▸ DATASET:
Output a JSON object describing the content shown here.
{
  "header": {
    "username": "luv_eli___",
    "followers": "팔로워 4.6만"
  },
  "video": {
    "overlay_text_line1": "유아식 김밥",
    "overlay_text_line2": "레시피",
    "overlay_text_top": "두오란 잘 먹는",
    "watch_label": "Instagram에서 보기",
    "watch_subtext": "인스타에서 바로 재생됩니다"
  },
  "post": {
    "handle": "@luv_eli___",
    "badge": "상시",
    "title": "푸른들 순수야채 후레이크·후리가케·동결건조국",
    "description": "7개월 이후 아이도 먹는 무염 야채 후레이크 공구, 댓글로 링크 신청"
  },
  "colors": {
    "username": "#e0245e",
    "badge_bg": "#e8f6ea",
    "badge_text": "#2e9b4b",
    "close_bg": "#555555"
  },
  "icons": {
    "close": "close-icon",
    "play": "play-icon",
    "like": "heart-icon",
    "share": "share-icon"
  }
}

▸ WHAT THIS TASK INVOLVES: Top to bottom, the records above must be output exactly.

▸ ANSWER:
Output a JSON object describing the content shown here.
{
  "header": {
    "username": "luv_eli___",
    "followers": "팔로워 4.6만"
  },
  "video": {
    "overlay_text_line1": "유아식 김밥",
    "overlay_text_line2": "레시피",
    "overlay_text_top": "두오란 잘 먹는",
    "watch_label": "Instagram에서 보기",
    "watch_subtext": "인스타에서 바로 재생됩니다"
  },
  "post": {
    "handle": "@luv_eli___",
    "badge": "상시",
    "title": "푸른들 순수야채 후레이크·후리가케·동결건조국",
    "description": "7개월 이후 아이도 먹는 무염 야채 후레이크 공구, 댓글로 링크 신청"
  },
  "colors": {
    "username": "#e0245e",
    "badge_bg": "#e8f6ea",
    "badge_text": "#2e9b4b",
    "close_bg": "#555555"
  },
  "icons": {
    "close": "close-icon",
    "play": "play-icon",
    "like": "heart-icon",
    "share": "share-icon"
  }
}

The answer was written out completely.